● **Problem**
What is needed here is a verbatim copy of the records that follow.

● **Dataset excerpts**
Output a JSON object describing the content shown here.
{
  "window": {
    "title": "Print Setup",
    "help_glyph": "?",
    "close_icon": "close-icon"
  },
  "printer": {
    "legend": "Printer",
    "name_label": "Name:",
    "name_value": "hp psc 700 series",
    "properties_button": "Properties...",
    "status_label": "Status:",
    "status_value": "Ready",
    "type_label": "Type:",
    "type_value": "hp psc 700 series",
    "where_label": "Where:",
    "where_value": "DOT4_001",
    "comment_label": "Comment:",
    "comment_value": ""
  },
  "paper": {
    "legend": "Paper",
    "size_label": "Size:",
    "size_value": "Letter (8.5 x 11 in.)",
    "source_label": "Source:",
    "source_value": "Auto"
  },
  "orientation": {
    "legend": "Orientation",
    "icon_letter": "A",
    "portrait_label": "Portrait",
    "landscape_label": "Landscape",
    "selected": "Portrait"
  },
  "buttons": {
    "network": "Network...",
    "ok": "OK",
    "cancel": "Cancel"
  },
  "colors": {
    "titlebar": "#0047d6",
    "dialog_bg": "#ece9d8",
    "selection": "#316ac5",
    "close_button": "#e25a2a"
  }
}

● **Exercise output**
Output a JSON object describing the content shown here.
{
  "window": {
    "title": "Print Setup",
    "help_glyph": "?",
    "close_icon": "close-icon"
  },
  "printer": {
    "legend": "Printer",
    "name_label": "Name:",
    "name_value": "hp psc 700 series",
    "properties_button": "Properties...",
    "status_label": "Status:",
    "status_value": "Ready",
    "type_label": "Type:",
    "type_value": "hp psc 700 series",
    "where_label": "Where:",
    "where_value": "DOT4_001",
    "comment_label": "Comment:",
    "comment_value": ""
  },
  "paper": {
    "legend": "Paper",
    "size_label": "Size:",
    "size_value": "Letter (8.5 x 11 in.)",
    "source_label": "Source:",
    "source_value": "Auto"
  },
  "orientation": {
    "legend": "Orientation",
    "icon_letter": "A",
    "portrait_label": "Portrait",
    "landscape_label": "Landscape",
    "selected": "Portrait"
  },
  "buttons": {
    "network": "Network...",
    "ok": "OK",
    "cancel": "Cancel"
  },
  "colors": {
    "titlebar": "#0047d6",
    "dialog_bg": "#ece9d8",
    "selection": "#316ac5",
    "close_button": "#e25a2a"
  }
}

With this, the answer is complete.